Those pesky fire ants that plague man and beast alike in the southern states have a curious weakness: they dote on electrical equipment. They don't eat it; they just "like" it! Why, nobody knows. They invade a wide variety of outdoor electrical devices: airport runway lights, stoplight control boxes, household electrical meters, etc. In particular, they favor relays, where they congregate in masses, interfering with current flow and damaging circuitry.

The phenomenon is made stranger by the fire ants' complete abandonment of their usual search for food and water (and ankles). They starve in droves and clog up everything. It's a mothand-candle story.

Searching for the fatal attractor, researchers have already eliminated magnetic fields, vibrations, and ozone emissions. Apparently, the fire ants "see" something we can't and are smitten by it.

(Weiss, Rick; "Ants Get a Transforming Charge," Science News, 136:412, 1989.)

From Science Frontiers #68, MAR-APR 1990. 1990-2000 William R. Corliss

Science Frontiers Sourcebook Project Reviewed in:

Quotes

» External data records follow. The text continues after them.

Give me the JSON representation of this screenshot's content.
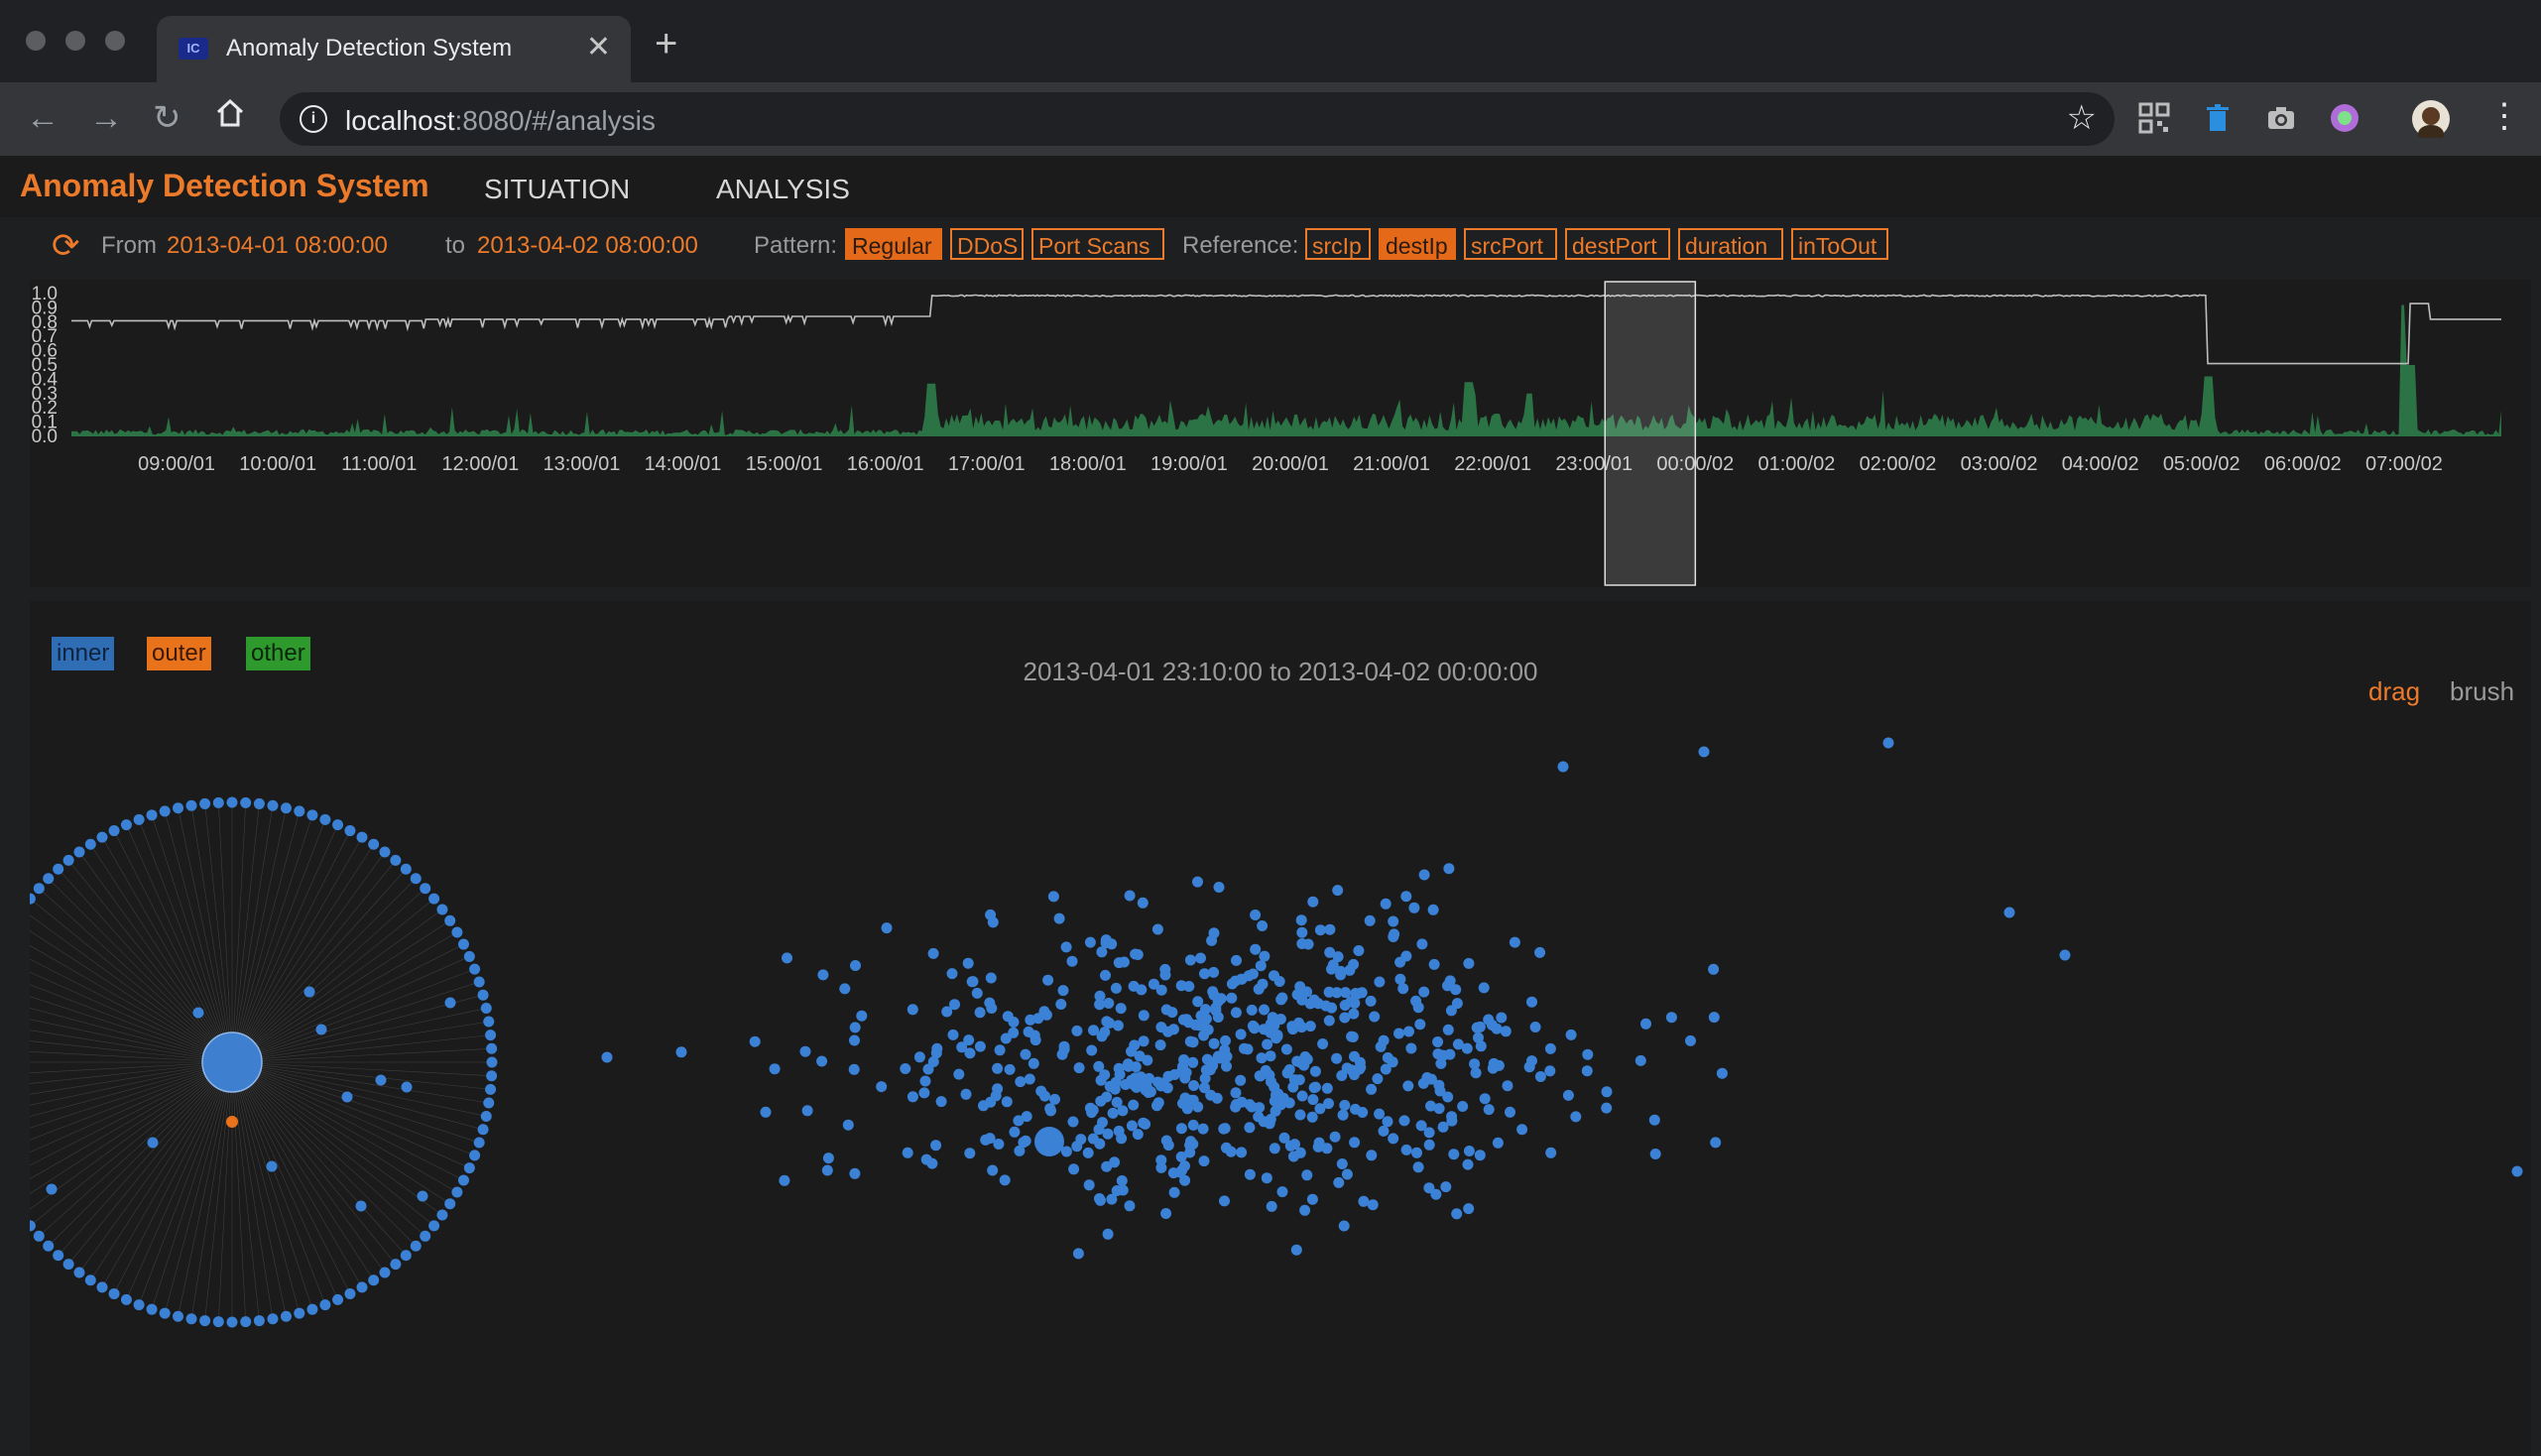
{
  "browser": {
    "tab_title": "Anomaly Detection System",
    "url_host": "localhost",
    "url_rest": ":8080/#/analysis",
    "new_tab": "+",
    "close": "✕"
  },
  "app": {
    "title": "Anomaly Detection System",
    "nav": [
      "SITUATION",
      "ANALYSIS"
    ]
  },
  "filters": {
    "from_label": "From",
    "from_value": "2013-04-01 08:00:00",
    "to_label": "to",
    "to_value": "2013-04-02 08:00:00",
    "pattern_label": "Pattern:",
    "patterns": [
      {
        "label": "Regular",
        "active": true
      },
      {
        "label": "DDoS",
        "active": false
      },
      {
        "label": "Port Scans",
        "active": false
      }
    ],
    "reference_label": "Reference:",
    "references": [
      {
        "label": "srcIp",
        "active": false
      },
      {
        "label": "destIp",
        "active": true
      },
      {
        "label": "srcPort",
        "active": false
      },
      {
        "label": "destPort",
        "active": false
      },
      {
        "label": "duration",
        "active": false
      },
      {
        "label": "inToOut",
        "active": false
      }
    ]
  },
  "timeline": {
    "y_ticks": [
      "1.0",
      "0.9",
      "0.8",
      "0.7",
      "0.6",
      "0.5",
      "0.4",
      "0.3",
      "0.2",
      "0.1",
      "0.0"
    ],
    "x_ticks": [
      "09:00/01",
      "10:00/01",
      "11:00/01",
      "12:00/01",
      "13:00/01",
      "14:00/01",
      "15:00/01",
      "16:00/01",
      "17:00/01",
      "18:00/01",
      "19:00/01",
      "20:00/01",
      "21:00/01",
      "22:00/01",
      "23:00/01",
      "00:00/02",
      "01:00/02",
      "02:00/02",
      "03:00/02",
      "04:00/02",
      "05:00/02",
      "06:00/02",
      "07:00/02"
    ],
    "line_color": "#bdbdbd",
    "area_color": "#2e7d4a",
    "line_levels": [
      {
        "from_hour": 0,
        "to_hour": 3.5,
        "value": 0.81
      },
      {
        "from_hour": 3.5,
        "to_hour": 6.5,
        "value": 0.82
      },
      {
        "from_hour": 6.5,
        "to_hour": 8.5,
        "value": 0.84
      },
      {
        "from_hour": 8.5,
        "to_hour": 21.1,
        "value": 0.99
      },
      {
        "from_hour": 21.1,
        "to_hour": 23.1,
        "value": 0.51
      },
      {
        "from_hour": 23.1,
        "to_hour": 23.3,
        "value": 0.93
      },
      {
        "from_hour": 23.3,
        "to_hour": 24,
        "value": 0.82
      }
    ],
    "brush_range": [
      "23:10",
      "00:00"
    ]
  },
  "scatter": {
    "legend": [
      {
        "label": "inner",
        "color": "#2f6db5"
      },
      {
        "label": "outer",
        "color": "#e9731b"
      },
      {
        "label": "other",
        "color": "#2e9a2e"
      }
    ],
    "range_label": "2013-04-01 23:10:00 to 2013-04-02 00:00:00",
    "modes": {
      "drag": "drag",
      "brush": "brush"
    },
    "node_color": "#3b82d6",
    "link_color": "#5a5a5a"
  }
}
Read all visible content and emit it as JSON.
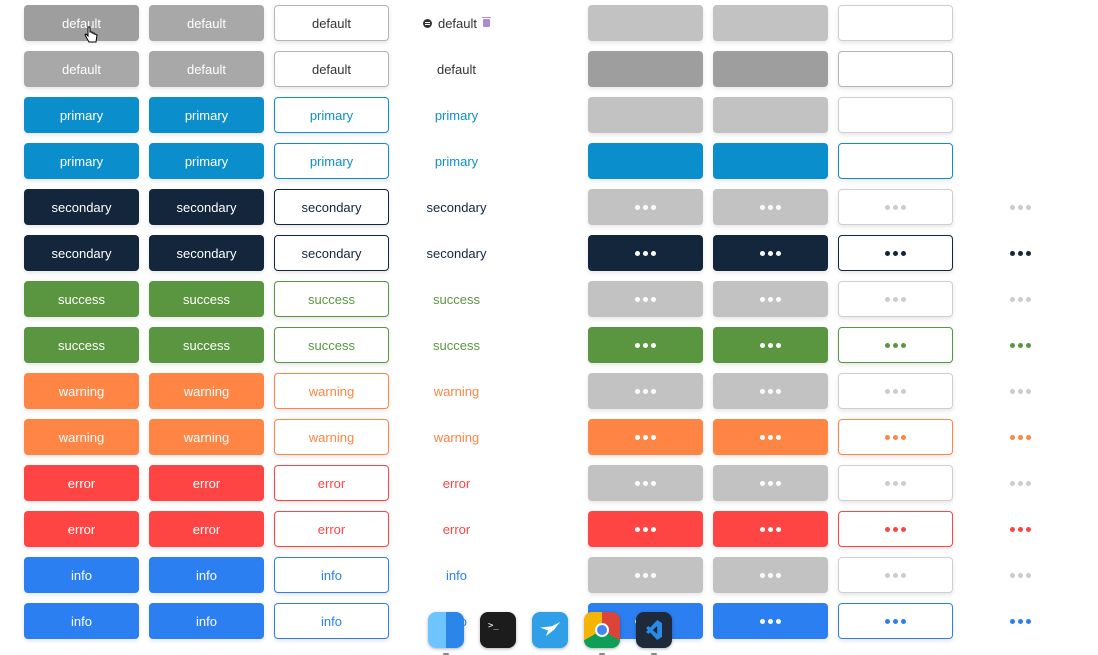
{
  "theme": {
    "default_strong": "#9e9e9e",
    "default": "#a8a8a8",
    "default_text": "#333333",
    "disabled": "#c2c2c2",
    "disabled_text": "#cccccc",
    "primary": "#0b8fcc",
    "secondary": "#13263c",
    "success": "#5a9640",
    "warning": "#ff8545",
    "error": "#ff4444",
    "info": "#2b7ff0"
  },
  "hovered_row_label": "default",
  "rows": [
    {
      "label": "default",
      "kind": "default",
      "icon": true,
      "col5": "plain",
      "col8": "none"
    },
    {
      "label": "default",
      "kind": "default",
      "icon": false,
      "col5": "solid",
      "col8": "none"
    },
    {
      "label": "primary",
      "kind": "primary",
      "icon": false,
      "col5": "plain",
      "col8": "none"
    },
    {
      "label": "primary",
      "kind": "primary",
      "icon": false,
      "col5": "solid",
      "col8": "none"
    },
    {
      "label": "secondary",
      "kind": "secondary",
      "icon": false,
      "col5": "disabled-dots",
      "col8": "disabled-dots"
    },
    {
      "label": "secondary",
      "kind": "secondary",
      "icon": false,
      "col5": "dots",
      "col8": "dots"
    },
    {
      "label": "success",
      "kind": "success",
      "icon": false,
      "col5": "disabled-dots",
      "col8": "disabled-dots"
    },
    {
      "label": "success",
      "kind": "success",
      "icon": false,
      "col5": "dots",
      "col8": "dots"
    },
    {
      "label": "warning",
      "kind": "warning",
      "icon": false,
      "col5": "disabled-dots",
      "col8": "disabled-dots"
    },
    {
      "label": "warning",
      "kind": "warning",
      "icon": false,
      "col5": "dots",
      "col8": "dots"
    },
    {
      "label": "error",
      "kind": "error",
      "icon": false,
      "col5": "disabled-dots",
      "col8": "disabled-dots"
    },
    {
      "label": "error",
      "kind": "error",
      "icon": false,
      "col5": "dots",
      "col8": "dots"
    },
    {
      "label": "info",
      "kind": "info",
      "icon": false,
      "col5": "disabled-dots",
      "col8": "disabled-dots"
    },
    {
      "label": "info",
      "kind": "info",
      "icon": false,
      "col5": "dots",
      "col8": "dots"
    }
  ],
  "dock": [
    {
      "name": "finder-icon",
      "color": "#3aa0f0"
    },
    {
      "name": "terminal-icon",
      "color": "#1c1c1c"
    },
    {
      "name": "migration-assistant-icon",
      "color": "#2fa0e8"
    },
    {
      "name": "chrome-icon",
      "color": "#ffffff"
    },
    {
      "name": "vscode-icon",
      "color": "#1e2a3a"
    }
  ]
}
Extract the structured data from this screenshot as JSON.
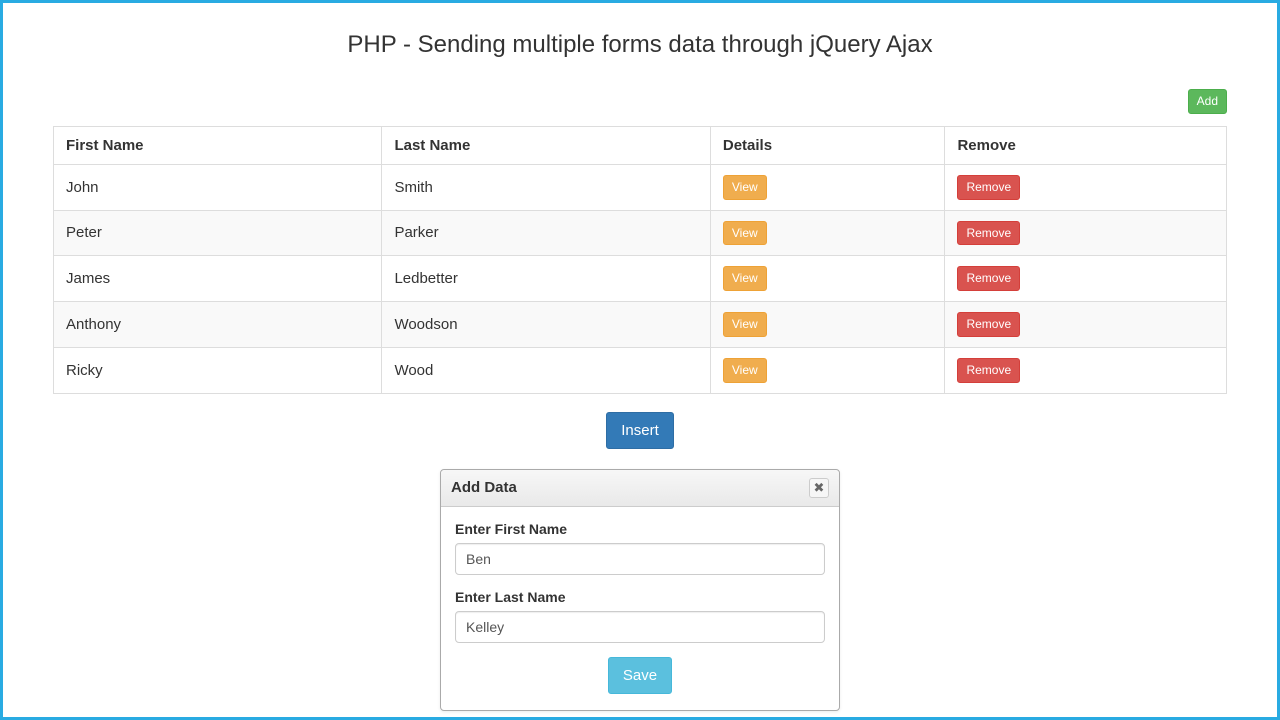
{
  "page": {
    "title": "PHP - Sending multiple forms data through jQuery Ajax"
  },
  "toolbar": {
    "add_label": "Add",
    "insert_label": "Insert"
  },
  "table": {
    "headers": {
      "first_name": "First Name",
      "last_name": "Last Name",
      "details": "Details",
      "remove": "Remove"
    },
    "view_label": "View",
    "remove_label": "Remove",
    "rows": [
      {
        "first_name": "John",
        "last_name": "Smith"
      },
      {
        "first_name": "Peter",
        "last_name": "Parker"
      },
      {
        "first_name": "James",
        "last_name": "Ledbetter"
      },
      {
        "first_name": "Anthony",
        "last_name": "Woodson"
      },
      {
        "first_name": "Ricky",
        "last_name": "Wood"
      }
    ]
  },
  "dialog": {
    "title": "Add Data",
    "first_name_label": "Enter First Name",
    "last_name_label": "Enter Last Name",
    "first_name_value": "Ben",
    "last_name_value": "Kelley",
    "save_label": "Save",
    "close_icon": "✖"
  }
}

  • "A sourcebook of unexplained phenomena is therefore a valuable addition to a collection of scientific literature. William R. Corliss has provided this in the past with his source books of scientific anomalies in several subjects, and now he has provided it for astronomy. He has done an excellent job of collecting and editing a large amount of material, taken in part from scientific journals and in part from scientific reporting in the popular or semi-scientific press." -- "The Mysterious Universe: A Handbook of Astronomical Anomalies", reviwed by Thomas Gold, Cornell University, in Icarus, vol.41, 1980

  • "An interesting, systematic presentation of unusual weather [..] This book is recommended for a general audience" --"Corliss, William R., Tornados, Dark Days, Anomalous Precipitation, and Related Weather Phenomena, Sourcebook Project, 1983.", revieweed in Choice, September 1983
  • "..the science is necessarily somewhat speculative, but Corliss's symthesis is based on reputable sources." -- "Corliss, William R. (Compiler). Lightning, Auroras, Nocturnal Lights, and Related Luminous Phenomena" reviwed by Joseph M. Moran, Univ. of Wisconsin in Science Books and Films, Sep/Oct 1983

  • "Before opening the book, I set certain standards that a volume which treads into dangerous grounds grounds like this must meet. The author scrupulously met, or even exceeded those standards. Each phenomenon is exhaustively documented, with references to scientific journals [..] and extensive quotations" -- "Book Review: The moon and planets: a catalog of astronomical anomalies", The Sourcebook Project, 1985., Corliss, W. R., Journal of the Royal Astronomical Society of Canada, Vol. 81, no. 1 (1987), p. 24., 02/1987